Items from an interface collection
-- -- --

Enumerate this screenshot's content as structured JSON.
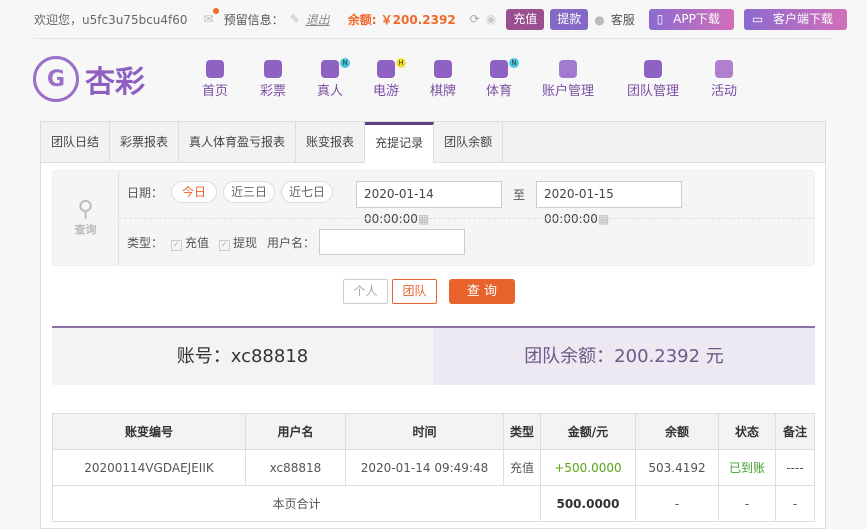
{
  "topbar": {
    "welcome": "欢迎您，u5fc3u75bcu4f60",
    "reserved_label": "预留信息：",
    "logout": "退出",
    "balance": "余额: ￥200.2392",
    "deposit": "充值",
    "withdraw": "提款",
    "service": "客服",
    "app_download": "APP下载",
    "client_download": "客户端下载"
  },
  "logo": {
    "text": "杏彩"
  },
  "nav": [
    {
      "label": "首页",
      "icon": "home-icon"
    },
    {
      "label": "彩票",
      "icon": "ticket-icon"
    },
    {
      "label": "真人",
      "icon": "dealer-icon",
      "badge": "N"
    },
    {
      "label": "电游",
      "icon": "gamepad-icon",
      "badge": "H"
    },
    {
      "label": "棋牌",
      "icon": "cards-icon"
    },
    {
      "label": "体育",
      "icon": "trophy-icon",
      "badge": "N"
    },
    {
      "label": "账户管理",
      "icon": "yen-icon"
    },
    {
      "label": "团队管理",
      "icon": "team-icon"
    },
    {
      "label": "活动",
      "icon": "gift-icon"
    }
  ],
  "tabs": [
    "团队日结",
    "彩票报表",
    "真人体育盈亏报表",
    "账变报表",
    "充提记录",
    "团队余额"
  ],
  "filter": {
    "search_label": "查询",
    "date_label": "日期：",
    "today": "今日",
    "three_days": "近三日",
    "seven_days": "近七日",
    "start": "2020-01-14 00:00:00",
    "to": "至",
    "end": "2020-01-15 00:00:00",
    "type_label": "类型：",
    "deposit": "充值",
    "withdraw": "提现",
    "username_label": "用户名：",
    "username_value": ""
  },
  "actions": {
    "personal": "个人",
    "team": "团队",
    "query": "查 询"
  },
  "summary": {
    "account": "账号：xc88818",
    "team_balance": "团队余额：200.2392 元"
  },
  "table": {
    "headers": [
      "账变编号",
      "用户名",
      "时间",
      "类型",
      "金额/元",
      "余额",
      "状态",
      "备注"
    ],
    "rows": [
      [
        "20200114VGDAEJEIIK",
        "xc88818",
        "2020-01-14 09:49:48",
        "充值",
        "+500.0000",
        "503.4192",
        "已到账",
        "----"
      ]
    ],
    "total": {
      "label": "本页合计",
      "amount": "500.0000",
      "balance": "-",
      "status": "-",
      "note": "-"
    }
  },
  "colors": {
    "accent": "#e8632b",
    "purple": "#7b4fa4",
    "green": "#5aa316"
  }
}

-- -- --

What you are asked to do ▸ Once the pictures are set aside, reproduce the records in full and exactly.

Expected answer ▸
Enumerate this screenshot's content as structured JSON.
{
  "topbar": {
    "welcome": "欢迎您，u5fc3u75bcu4f60",
    "reserved_label": "预留信息：",
    "logout": "退出",
    "balance": "余额: ￥200.2392",
    "deposit": "充值",
    "withdraw": "提款",
    "service": "客服",
    "app_download": "APP下载",
    "client_download": "客户端下载"
  },
  "logo": {
    "text": "杏彩"
  },
  "nav": [
    {
      "label": "首页",
      "icon": "home-icon"
    },
    {
      "label": "彩票",
      "icon": "ticket-icon"
    },
    {
      "label": "真人",
      "icon": "dealer-icon",
      "badge": "N"
    },
    {
      "label": "电游",
      "icon": "gamepad-icon",
      "badge": "H"
    },
    {
      "label": "棋牌",
      "icon": "cards-icon"
    },
    {
      "label": "体育",
      "icon": "trophy-icon",
      "badge": "N"
    },
    {
      "label": "账户管理",
      "icon": "yen-icon"
    },
    {
      "label": "团队管理",
      "icon": "team-icon"
    },
    {
      "label": "活动",
      "icon": "gift-icon"
    }
  ],
  "tabs": [
    "团队日结",
    "彩票报表",
    "真人体育盈亏报表",
    "账变报表",
    "充提记录",
    "团队余额"
  ],
  "filter": {
    "search_label": "查询",
    "date_label": "日期：",
    "today": "今日",
    "three_days": "近三日",
    "seven_days": "近七日",
    "start": "2020-01-14 00:00:00",
    "to": "至",
    "end": "2020-01-15 00:00:00",
    "type_label": "类型：",
    "deposit": "充值",
    "withdraw": "提现",
    "username_label": "用户名：",
    "username_value": ""
  },
  "actions": {
    "personal": "个人",
    "team": "团队",
    "query": "查 询"
  },
  "summary": {
    "account": "账号：xc88818",
    "team_balance": "团队余额：200.2392 元"
  },
  "table": {
    "headers": [
      "账变编号",
      "用户名",
      "时间",
      "类型",
      "金额/元",
      "余额",
      "状态",
      "备注"
    ],
    "rows": [
      [
        "20200114VGDAEJEIIK",
        "xc88818",
        "2020-01-14 09:49:48",
        "充值",
        "+500.0000",
        "503.4192",
        "已到账",
        "----"
      ]
    ],
    "total": {
      "label": "本页合计",
      "amount": "500.0000",
      "balance": "-",
      "status": "-",
      "note": "-"
    }
  },
  "colors": {
    "accent": "#e8632b",
    "purple": "#7b4fa4",
    "green": "#5aa316"
  }
}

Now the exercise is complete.